1 October 2010 Memorial of St. Therese of the Child Jesus
Job 38: 1,12-21; 40:3-5; Psalm 139; Luke 10, 13-16
Let me take the homily today from the first reading because Job is my favorite character. The first reading is what we call the first part of three Yahweh speeches: it is a response of God to Job’s “accusation” that the world has no plan, direction or providence in the world. Why was this Job’s “accusation” of God? Let’s back track.
In the Prologue (Job 1:1 – 2:13), we hear about a story in heaven. Satan challenges God’s claim that Job will remain faithful to Him. Satan replies that he will definitely be loyal to Him because He gave Job everything he needs: a beautiful family and a secured life with property. Definitely, he will remain loyal to the hand that feeds him. But God stands His ground and challenges Satan to take all that Job has. So the wager in heaven begins, and the just Job is despoiled of everything.

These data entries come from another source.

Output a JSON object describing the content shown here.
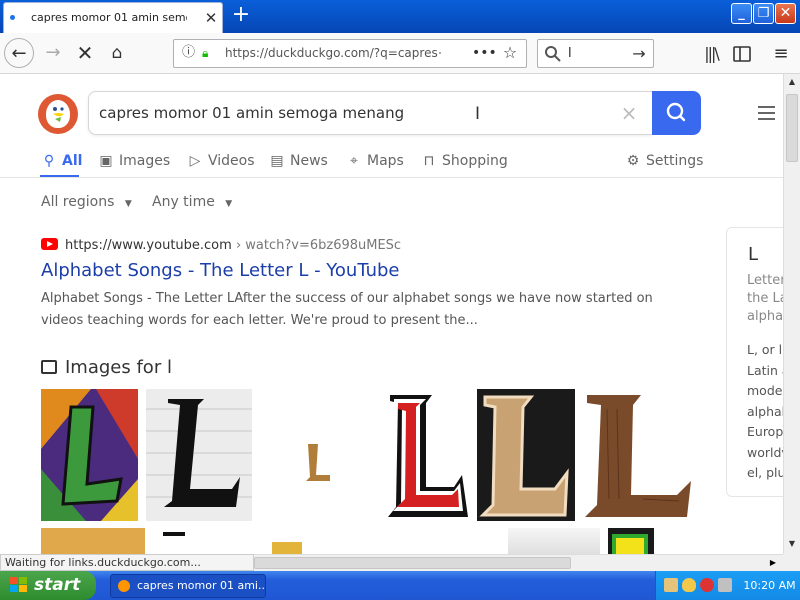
{
  "browser": {
    "tab_title": "capres momor 01 amin semoga menang",
    "tab_close": "✕",
    "new_tab": "+",
    "url": "https://duckduckgo.com/?q=capres+",
    "search_box_value": "l",
    "window_buttons": {
      "minimize": "_",
      "maximize": "❐",
      "close": "✕"
    }
  },
  "ddg": {
    "query": "capres momor 01 amin semoga menang",
    "tabs": [
      {
        "label": "All",
        "icon": "search-icon",
        "active": true
      },
      {
        "label": "Images",
        "icon": "image-icon"
      },
      {
        "label": "Videos",
        "icon": "play-icon"
      },
      {
        "label": "News",
        "icon": "newspaper-icon"
      },
      {
        "label": "Maps",
        "icon": "map-pin-icon"
      },
      {
        "label": "Shopping",
        "icon": "shopping-bag-icon"
      }
    ],
    "settings_label": "Settings",
    "filters": {
      "regions": "All regions",
      "time": "Any time"
    },
    "result": {
      "source_domain": "https://www.youtube.com",
      "source_path": "› watch?v=6bz698uMESc",
      "title": "Alphabet Songs - The Letter L - YouTube",
      "snippet": "Alphabet Songs - The Letter LAfter the success of our alphabet songs we have now started on videos teaching words for each letter. We're proud to present the..."
    },
    "images_header": "Images for l",
    "knowledge_panel": {
      "title": "L",
      "subtitle": "Letter the La alpha",
      "body": "L, or l, Latin a mode alphab Europ worldv el, plu"
    }
  },
  "status_text": "Waiting for links.duckduckgo.com...",
  "taskbar": {
    "start_label": "start",
    "task_label": "capres momor 01 ami...",
    "clock": "10:20 AM"
  },
  "colors": {
    "ddg_blue": "#3969ef",
    "link": "#1b3ea8",
    "ddg_orange": "#de5833",
    "xp_blue": "#245edb"
  }
}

In the succeeding parts, Job bitterly laments his lot. And three friends arrive to console and at the same time defend God. The underlying question is universal to all of us: Why do innocent and good people suffer tremendous pain and tragedy? Job struggles to understand God’s justice in the midst of his broken experience.
In the midst of this broken experience, Job’s view of the world is obscured by his own personal experience of injustice and tragedy. Just as his inner self is in chaos, so he interprets the world as without order, plan or direction.
So God responds for the first time to Job’s query. The first step is to bring Job outside of his “little world” and see the bigger picture. So Yahweh speaks out of the storm. In the Old Testament, God appears in strong storm terminology (Exodus 19, 17-20; Psalm 18:7-17). So Job is led by God to experience the mystery of the cosmos from its beginning. Job sees the primordial chaos which was brought to order by God, like a parent who is able to discipline a difficult child. And then Job sees that even the chaos within creation like the snow, hail, wind, and rain are all being “controlled by God” and managed by Him. Thus God’s concern is larger than Job’s humanity-centered preoccupation.
And thus Yahweh disproves Job’s claim. In fact, God now has shown Who is in charge of the natural cosmos, order, structure and regular operation; He will not revert creation to chaos. Centuries later, Albert Einstein discovers this architecture from the formulas that already govern nature since the beginning.
And thus, Job’s response was awe and wonder. All he can do was a deferential gesture. He has been caught up into the mystery of God and the universe. It is a stance acknowledging one’s “smallness” to God’s immensity.
Chaos is also experienced within our selves. It is experienced as disorder, confusion and personal turmoils, whether identified or not. Sickness and any form of death is an experience of disintegration. What has been whole, as health, is now being threatened. In the larger context, we experience lawlessness, anarchy and war. And in the midst of this, we are like Job who cry out in despair; accusing God that there is no plan or direction to the world.
But when we experience God in some awesome way, we are brought to a reverential silence and respect. Despite questions, as the suffering of the innocent, find no concrete answer, we begin to trust the Lord who is larger than our lives. We trust that the Lord has a resolution to our dissonance.
However, we discover in the process of asking and proceeding with our lives in spite of our unanswered questions is a response of God outside of our expectation. Instead of a reply to the “whys” of our lives, He responds, “Me too. I suffered. I was crucified. I too died from the hands of the people I love. I too asked that question.”
In other words, what satisfies us in the midst of turmoil and death is not an argument or an explanation. But someone who empathizes with us: when someone’s heart speaks to our heart; when our heart finds the heart of God; but more appropriately, when God’s heart find ours.